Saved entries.
######

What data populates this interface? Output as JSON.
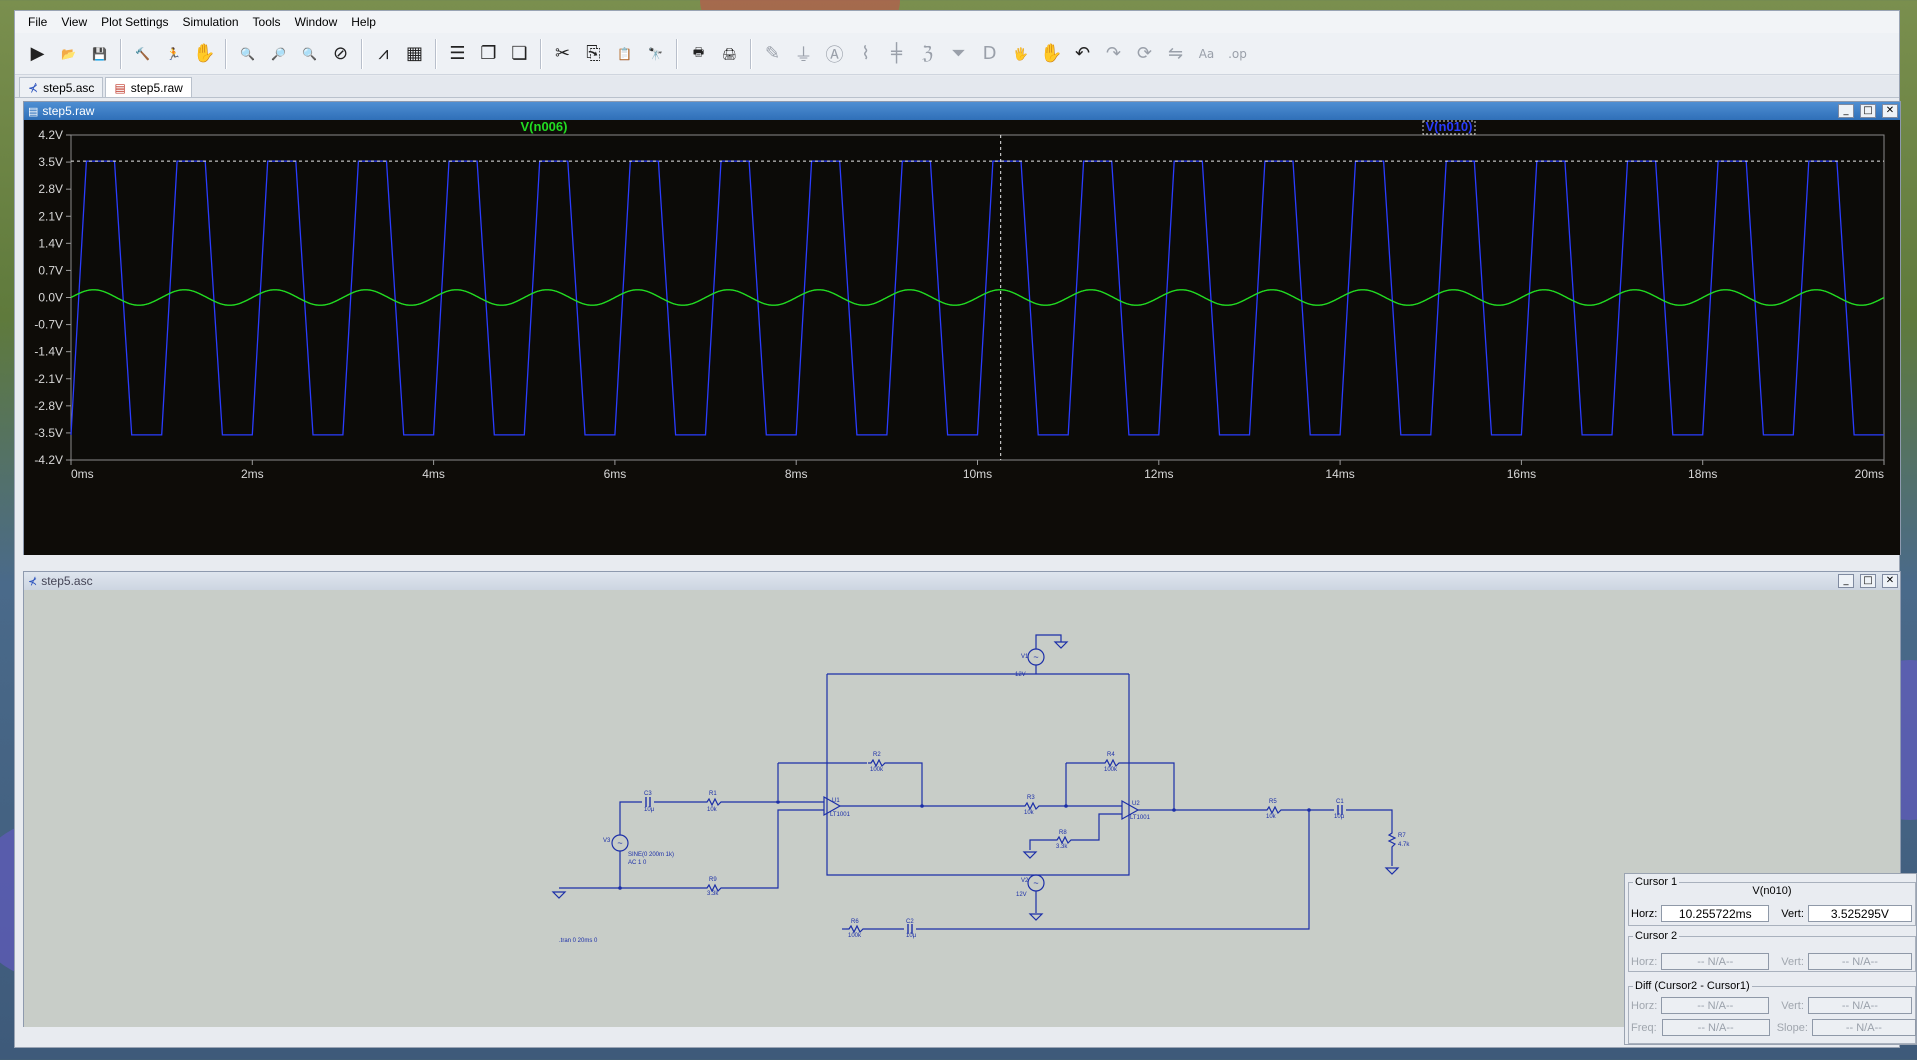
{
  "menubar": [
    "File",
    "View",
    "Plot Settings",
    "Simulation",
    "Tools",
    "Window",
    "Help"
  ],
  "toolbar": [
    {
      "icon": "run-icon",
      "glyph": "▶"
    },
    {
      "icon": "open-icon",
      "glyph": "📂"
    },
    {
      "icon": "save-icon",
      "glyph": "💾"
    },
    {
      "sep": true
    },
    {
      "icon": "control-panel-icon",
      "glyph": "🔨"
    },
    {
      "icon": "halt-icon",
      "glyph": "🏃"
    },
    {
      "icon": "pan-hand-icon",
      "glyph": "✋"
    },
    {
      "sep": true
    },
    {
      "icon": "zoom-area-icon",
      "glyph": "🔍"
    },
    {
      "icon": "zoom-in-icon",
      "glyph": "🔎"
    },
    {
      "icon": "zoom-out-icon",
      "glyph": "🔍"
    },
    {
      "icon": "zoom-fit-icon",
      "glyph": "⊘"
    },
    {
      "sep": true
    },
    {
      "icon": "autorange-icon",
      "glyph": "⩘"
    },
    {
      "icon": "manual-limits-icon",
      "glyph": "▦"
    },
    {
      "sep": true
    },
    {
      "icon": "tile-horizontal-icon",
      "glyph": "☰"
    },
    {
      "icon": "cascade-icon",
      "glyph": "❐"
    },
    {
      "icon": "tile-vertical-icon",
      "glyph": "❏"
    },
    {
      "sep": true
    },
    {
      "icon": "cut-icon",
      "glyph": "✂"
    },
    {
      "icon": "copy-icon",
      "glyph": "⎘"
    },
    {
      "icon": "paste-icon",
      "glyph": "📋"
    },
    {
      "icon": "find-icon",
      "glyph": "🔭"
    },
    {
      "sep": true
    },
    {
      "icon": "print-preview-icon",
      "glyph": "🖶"
    },
    {
      "icon": "print-icon",
      "glyph": "🖨"
    },
    {
      "sep": true
    },
    {
      "icon": "draw-wire-icon",
      "glyph": "✎",
      "dim": true
    },
    {
      "icon": "ground-icon",
      "glyph": "⏚",
      "dim": true
    },
    {
      "icon": "label-net-icon",
      "glyph": "Ⓐ",
      "dim": true
    },
    {
      "icon": "resistor-icon",
      "glyph": "⌇",
      "dim": true
    },
    {
      "icon": "capacitor-icon",
      "glyph": "╪",
      "dim": true
    },
    {
      "icon": "inductor-icon",
      "glyph": "ℨ",
      "dim": true
    },
    {
      "icon": "diode-icon",
      "glyph": "⏷",
      "dim": true
    },
    {
      "icon": "component-icon",
      "glyph": "D",
      "dim": true
    },
    {
      "icon": "drag-icon",
      "glyph": "🖐",
      "dim": true
    },
    {
      "icon": "move-icon",
      "glyph": "✋",
      "dim": true
    },
    {
      "icon": "undo-icon",
      "glyph": "↶",
      "dim": false
    },
    {
      "icon": "redo-icon",
      "glyph": "↷",
      "dim": true
    },
    {
      "icon": "rotate-icon",
      "glyph": "⟳",
      "dim": true
    },
    {
      "icon": "mirror-icon",
      "glyph": "⇋",
      "dim": true
    },
    {
      "icon": "text-icon",
      "glyph": "Aa",
      "dim": true
    },
    {
      "icon": "spice-directive-icon",
      "glyph": ".op",
      "dim": true
    }
  ],
  "tabs": [
    {
      "label": "step5.asc",
      "icon": "schematic-tab-icon",
      "active": false
    },
    {
      "label": "step5.raw",
      "icon": "waveform-tab-icon",
      "active": true
    }
  ],
  "plot_window": {
    "title": "step5.raw"
  },
  "schematic_window": {
    "title": "step5.asc"
  },
  "chart_data": {
    "type": "line",
    "legend": [
      "V(n006)",
      "V(n010)"
    ],
    "series": [
      {
        "name": "V(n006)",
        "color": "#22dd22",
        "kind": "sine",
        "amplitude": 0.2,
        "frequency_hz": 1000,
        "offset": 0
      },
      {
        "name": "V(n010)",
        "color": "#2a3cff",
        "kind": "square",
        "high": 3.525,
        "low": -3.55,
        "frequency_hz": 1000,
        "slew_ms": 0.17
      }
    ],
    "xlim": [
      0,
      20
    ],
    "ylim": [
      -4.2,
      4.2
    ],
    "x_ticks": [
      "0ms",
      "2ms",
      "4ms",
      "6ms",
      "8ms",
      "10ms",
      "12ms",
      "14ms",
      "16ms",
      "18ms",
      "20ms"
    ],
    "y_ticks": [
      "4.2V",
      "3.5V",
      "2.8V",
      "2.1V",
      "1.4V",
      "0.7V",
      "0.0V",
      "-0.7V",
      "-1.4V",
      "-2.1V",
      "-2.8V",
      "-3.5V",
      "-4.2V"
    ],
    "cursor": {
      "x_ms": 10.255722,
      "y": 3.525295
    }
  },
  "schematic": {
    "labels": {
      "V1": "V1",
      "V1v": "12V",
      "V2": "V2",
      "V2v": "12V",
      "V3": "V3",
      "V3a": "SINE(0 200m 1k)",
      "V3b": "AC 1 0",
      "C3": "C3",
      "C3v": "10µ",
      "R1": "R1",
      "R1v": "10k",
      "R2": "R2",
      "R2v": "100k",
      "R3": "R3",
      "R3v": "10k",
      "R4": "R4",
      "R4v": "100k",
      "R5": "R5",
      "R5v": "10k",
      "R6": "R6",
      "R6v": "100k",
      "R7": "R7",
      "R7v": "4.7k",
      "R8": "R8",
      "R8v": "3.3k",
      "R9": "R9",
      "R9v": "3.3k",
      "C1": "C1",
      "C1v": "10µ",
      "C2": "C2",
      "C2v": "10µ",
      "U1": "U1",
      "U1v": "LT1001",
      "U2": "U2",
      "U2v": "LT1001",
      "tran": ".tran 0 20ms 0"
    }
  },
  "cursor_panel": {
    "cursor1": {
      "title": "Cursor 1",
      "trace": "V(n010)",
      "horz_label": "Horz:",
      "horz": "10.255722ms",
      "vert_label": "Vert:",
      "vert": "3.525295V"
    },
    "cursor2": {
      "title": "Cursor 2",
      "horz_label": "Horz:",
      "horz": "-- N/A--",
      "vert_label": "Vert:",
      "vert": "-- N/A--"
    },
    "diff": {
      "title": "Diff (Cursor2 - Cursor1)",
      "horz_label": "Horz:",
      "horz": "-- N/A--",
      "vert_label": "Vert:",
      "vert": "-- N/A--",
      "freq_label": "Freq:",
      "freq": "-- N/A--",
      "slope_label": "Slope:",
      "slope": "-- N/A--"
    }
  }
}
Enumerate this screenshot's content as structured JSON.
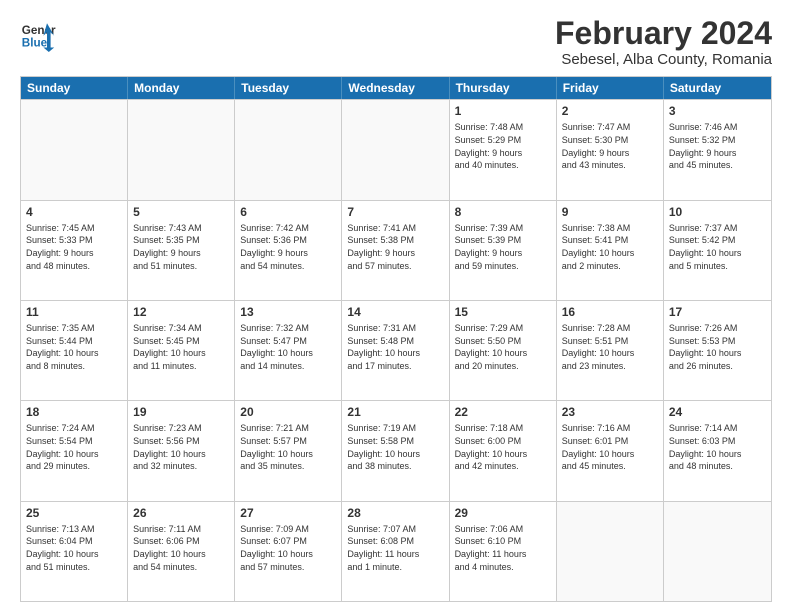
{
  "header": {
    "logo_line1": "General",
    "logo_line2": "Blue",
    "title": "February 2024",
    "subtitle": "Sebesel, Alba County, Romania"
  },
  "days": [
    "Sunday",
    "Monday",
    "Tuesday",
    "Wednesday",
    "Thursday",
    "Friday",
    "Saturday"
  ],
  "weeks": [
    [
      {
        "day": "",
        "empty": true
      },
      {
        "day": "",
        "empty": true
      },
      {
        "day": "",
        "empty": true
      },
      {
        "day": "",
        "empty": true
      },
      {
        "day": "1",
        "line1": "Sunrise: 7:48 AM",
        "line2": "Sunset: 5:29 PM",
        "line3": "Daylight: 9 hours",
        "line4": "and 40 minutes."
      },
      {
        "day": "2",
        "line1": "Sunrise: 7:47 AM",
        "line2": "Sunset: 5:30 PM",
        "line3": "Daylight: 9 hours",
        "line4": "and 43 minutes."
      },
      {
        "day": "3",
        "line1": "Sunrise: 7:46 AM",
        "line2": "Sunset: 5:32 PM",
        "line3": "Daylight: 9 hours",
        "line4": "and 45 minutes."
      }
    ],
    [
      {
        "day": "4",
        "line1": "Sunrise: 7:45 AM",
        "line2": "Sunset: 5:33 PM",
        "line3": "Daylight: 9 hours",
        "line4": "and 48 minutes."
      },
      {
        "day": "5",
        "line1": "Sunrise: 7:43 AM",
        "line2": "Sunset: 5:35 PM",
        "line3": "Daylight: 9 hours",
        "line4": "and 51 minutes."
      },
      {
        "day": "6",
        "line1": "Sunrise: 7:42 AM",
        "line2": "Sunset: 5:36 PM",
        "line3": "Daylight: 9 hours",
        "line4": "and 54 minutes."
      },
      {
        "day": "7",
        "line1": "Sunrise: 7:41 AM",
        "line2": "Sunset: 5:38 PM",
        "line3": "Daylight: 9 hours",
        "line4": "and 57 minutes."
      },
      {
        "day": "8",
        "line1": "Sunrise: 7:39 AM",
        "line2": "Sunset: 5:39 PM",
        "line3": "Daylight: 9 hours",
        "line4": "and 59 minutes."
      },
      {
        "day": "9",
        "line1": "Sunrise: 7:38 AM",
        "line2": "Sunset: 5:41 PM",
        "line3": "Daylight: 10 hours",
        "line4": "and 2 minutes."
      },
      {
        "day": "10",
        "line1": "Sunrise: 7:37 AM",
        "line2": "Sunset: 5:42 PM",
        "line3": "Daylight: 10 hours",
        "line4": "and 5 minutes."
      }
    ],
    [
      {
        "day": "11",
        "line1": "Sunrise: 7:35 AM",
        "line2": "Sunset: 5:44 PM",
        "line3": "Daylight: 10 hours",
        "line4": "and 8 minutes."
      },
      {
        "day": "12",
        "line1": "Sunrise: 7:34 AM",
        "line2": "Sunset: 5:45 PM",
        "line3": "Daylight: 10 hours",
        "line4": "and 11 minutes."
      },
      {
        "day": "13",
        "line1": "Sunrise: 7:32 AM",
        "line2": "Sunset: 5:47 PM",
        "line3": "Daylight: 10 hours",
        "line4": "and 14 minutes."
      },
      {
        "day": "14",
        "line1": "Sunrise: 7:31 AM",
        "line2": "Sunset: 5:48 PM",
        "line3": "Daylight: 10 hours",
        "line4": "and 17 minutes."
      },
      {
        "day": "15",
        "line1": "Sunrise: 7:29 AM",
        "line2": "Sunset: 5:50 PM",
        "line3": "Daylight: 10 hours",
        "line4": "and 20 minutes."
      },
      {
        "day": "16",
        "line1": "Sunrise: 7:28 AM",
        "line2": "Sunset: 5:51 PM",
        "line3": "Daylight: 10 hours",
        "line4": "and 23 minutes."
      },
      {
        "day": "17",
        "line1": "Sunrise: 7:26 AM",
        "line2": "Sunset: 5:53 PM",
        "line3": "Daylight: 10 hours",
        "line4": "and 26 minutes."
      }
    ],
    [
      {
        "day": "18",
        "line1": "Sunrise: 7:24 AM",
        "line2": "Sunset: 5:54 PM",
        "line3": "Daylight: 10 hours",
        "line4": "and 29 minutes."
      },
      {
        "day": "19",
        "line1": "Sunrise: 7:23 AM",
        "line2": "Sunset: 5:56 PM",
        "line3": "Daylight: 10 hours",
        "line4": "and 32 minutes."
      },
      {
        "day": "20",
        "line1": "Sunrise: 7:21 AM",
        "line2": "Sunset: 5:57 PM",
        "line3": "Daylight: 10 hours",
        "line4": "and 35 minutes."
      },
      {
        "day": "21",
        "line1": "Sunrise: 7:19 AM",
        "line2": "Sunset: 5:58 PM",
        "line3": "Daylight: 10 hours",
        "line4": "and 38 minutes."
      },
      {
        "day": "22",
        "line1": "Sunrise: 7:18 AM",
        "line2": "Sunset: 6:00 PM",
        "line3": "Daylight: 10 hours",
        "line4": "and 42 minutes."
      },
      {
        "day": "23",
        "line1": "Sunrise: 7:16 AM",
        "line2": "Sunset: 6:01 PM",
        "line3": "Daylight: 10 hours",
        "line4": "and 45 minutes."
      },
      {
        "day": "24",
        "line1": "Sunrise: 7:14 AM",
        "line2": "Sunset: 6:03 PM",
        "line3": "Daylight: 10 hours",
        "line4": "and 48 minutes."
      }
    ],
    [
      {
        "day": "25",
        "line1": "Sunrise: 7:13 AM",
        "line2": "Sunset: 6:04 PM",
        "line3": "Daylight: 10 hours",
        "line4": "and 51 minutes."
      },
      {
        "day": "26",
        "line1": "Sunrise: 7:11 AM",
        "line2": "Sunset: 6:06 PM",
        "line3": "Daylight: 10 hours",
        "line4": "and 54 minutes."
      },
      {
        "day": "27",
        "line1": "Sunrise: 7:09 AM",
        "line2": "Sunset: 6:07 PM",
        "line3": "Daylight: 10 hours",
        "line4": "and 57 minutes."
      },
      {
        "day": "28",
        "line1": "Sunrise: 7:07 AM",
        "line2": "Sunset: 6:08 PM",
        "line3": "Daylight: 11 hours",
        "line4": "and 1 minute."
      },
      {
        "day": "29",
        "line1": "Sunrise: 7:06 AM",
        "line2": "Sunset: 6:10 PM",
        "line3": "Daylight: 11 hours",
        "line4": "and 4 minutes."
      },
      {
        "day": "",
        "empty": true
      },
      {
        "day": "",
        "empty": true
      }
    ]
  ]
}
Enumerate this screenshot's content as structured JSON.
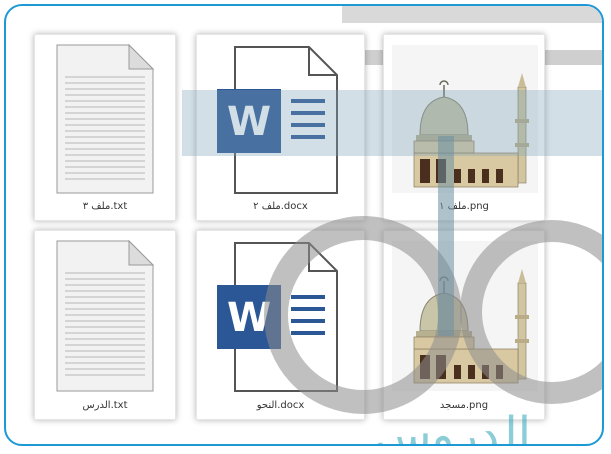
{
  "window": {
    "border_color": "#1d9ad6"
  },
  "files": [
    {
      "name": "ملف ١.png",
      "type": "image",
      "icon": "mosque-image-icon"
    },
    {
      "name": "ملف ٢.docx",
      "type": "word",
      "icon": "word-document-icon"
    },
    {
      "name": "ملف ٣.txt",
      "type": "text",
      "icon": "text-document-icon"
    },
    {
      "name": "مسجد.png",
      "type": "image",
      "icon": "mosque-image-icon"
    },
    {
      "name": "النحو.docx",
      "type": "word",
      "icon": "word-document-icon"
    },
    {
      "name": "الدرس.txt",
      "type": "text",
      "icon": "text-document-icon"
    }
  ],
  "watermark": {
    "text": "الدروس"
  }
}
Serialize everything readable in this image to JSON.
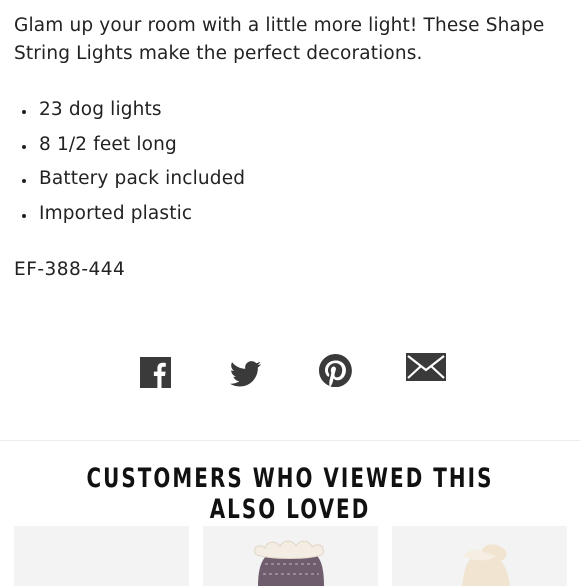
{
  "product": {
    "description": "Glam up your room with a little more light! These Shape String Lights make the perfect decorations.",
    "features": [
      "23 dog lights",
      "8 1/2 feet long",
      "Battery pack included",
      "Imported plastic"
    ],
    "sku": "EF-388-444"
  },
  "share": {
    "buttons": [
      {
        "icon": "facebook-icon"
      },
      {
        "icon": "twitter-icon"
      },
      {
        "icon": "pinterest-icon"
      },
      {
        "icon": "email-icon"
      }
    ],
    "icon_color": "#3a3a3a"
  },
  "recommendations": {
    "title": "CUSTOMERS WHO VIEWED THIS ALSO LOVED",
    "products": [
      {
        "image": "product-image-blank"
      },
      {
        "image": "slipper-sock-purple"
      },
      {
        "image": "slipper-sock-cream"
      }
    ]
  }
}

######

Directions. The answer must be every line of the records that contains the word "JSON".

Solution to the problem.
What data populates this interface? Output as JSON.
Enumerate this screenshot's content as structured JSON.
Enumerate this screenshot's content as structured JSON.
Serialize everything readable in this image to JSON.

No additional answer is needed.